Copy out the data below. Leave nothing out and alter nothing.
■ ■ ■
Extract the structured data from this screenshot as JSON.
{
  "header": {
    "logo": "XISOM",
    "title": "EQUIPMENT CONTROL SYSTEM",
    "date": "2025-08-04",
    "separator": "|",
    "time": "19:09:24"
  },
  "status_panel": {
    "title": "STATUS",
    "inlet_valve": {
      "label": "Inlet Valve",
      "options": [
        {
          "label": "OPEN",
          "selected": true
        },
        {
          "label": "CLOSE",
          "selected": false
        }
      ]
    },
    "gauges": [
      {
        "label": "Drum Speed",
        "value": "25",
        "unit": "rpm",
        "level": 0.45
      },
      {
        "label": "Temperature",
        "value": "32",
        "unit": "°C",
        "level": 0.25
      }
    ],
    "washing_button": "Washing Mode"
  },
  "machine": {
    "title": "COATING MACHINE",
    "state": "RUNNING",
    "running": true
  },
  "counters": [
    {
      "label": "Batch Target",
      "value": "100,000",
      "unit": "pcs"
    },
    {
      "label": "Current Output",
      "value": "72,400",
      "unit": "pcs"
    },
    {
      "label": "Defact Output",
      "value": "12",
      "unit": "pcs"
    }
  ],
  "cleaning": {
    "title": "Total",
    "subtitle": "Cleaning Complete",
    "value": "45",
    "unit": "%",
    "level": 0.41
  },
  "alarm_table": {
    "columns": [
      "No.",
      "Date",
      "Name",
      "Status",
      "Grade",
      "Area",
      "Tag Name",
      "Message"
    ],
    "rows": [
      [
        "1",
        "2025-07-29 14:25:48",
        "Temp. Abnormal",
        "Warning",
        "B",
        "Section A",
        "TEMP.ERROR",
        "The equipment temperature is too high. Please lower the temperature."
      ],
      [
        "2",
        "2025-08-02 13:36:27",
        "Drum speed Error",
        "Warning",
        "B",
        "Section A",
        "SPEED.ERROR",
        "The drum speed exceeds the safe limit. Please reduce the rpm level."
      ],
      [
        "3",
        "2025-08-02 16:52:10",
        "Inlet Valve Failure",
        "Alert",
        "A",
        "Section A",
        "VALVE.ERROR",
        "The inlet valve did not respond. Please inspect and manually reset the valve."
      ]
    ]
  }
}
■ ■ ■
**The completed task**
Extract the structured data from this screenshot as JSON.
{
  "header": {
    "logo": "XISOM",
    "title": "EQUIPMENT CONTROL SYSTEM",
    "date": "2025-08-04",
    "separator": "|",
    "time": "19:09:24"
  },
  "status_panel": {
    "title": "STATUS",
    "inlet_valve": {
      "label": "Inlet Valve",
      "options": [
        {
          "label": "OPEN",
          "selected": true
        },
        {
          "label": "CLOSE",
          "selected": false
        }
      ]
    },
    "gauges": [
      {
        "label": "Drum Speed",
        "value": "25",
        "unit": "rpm",
        "level": 0.45
      },
      {
        "label": "Temperature",
        "value": "32",
        "unit": "°C",
        "level": 0.25
      }
    ],
    "washing_button": "Washing Mode"
  },
  "machine": {
    "title": "COATING MACHINE",
    "state": "RUNNING",
    "running": true
  },
  "counters": [
    {
      "label": "Batch Target",
      "value": "100,000",
      "unit": "pcs"
    },
    {
      "label": "Current Output",
      "value": "72,400",
      "unit": "pcs"
    },
    {
      "label": "Defact Output",
      "value": "12",
      "unit": "pcs"
    }
  ],
  "cleaning": {
    "title": "Total",
    "subtitle": "Cleaning Complete",
    "value": "45",
    "unit": "%",
    "level": 0.41
  },
  "alarm_table": {
    "columns": [
      "No.",
      "Date",
      "Name",
      "Status",
      "Grade",
      "Area",
      "Tag Name",
      "Message"
    ],
    "rows": [
      [
        "1",
        "2025-07-29 14:25:48",
        "Temp. Abnormal",
        "Warning",
        "B",
        "Section A",
        "TEMP.ERROR",
        "The equipment temperature is too high. Please lower the temperature."
      ],
      [
        "2",
        "2025-08-02 13:36:27",
        "Drum speed Error",
        "Warning",
        "B",
        "Section A",
        "SPEED.ERROR",
        "The drum speed exceeds the safe limit. Please reduce the rpm level."
      ],
      [
        "3",
        "2025-08-02 16:52:10",
        "Inlet Valve Failure",
        "Alert",
        "A",
        "Section A",
        "VALVE.ERROR",
        "The inlet valve did not respond. Please inspect and manually reset the valve."
      ]
    ]
  }
}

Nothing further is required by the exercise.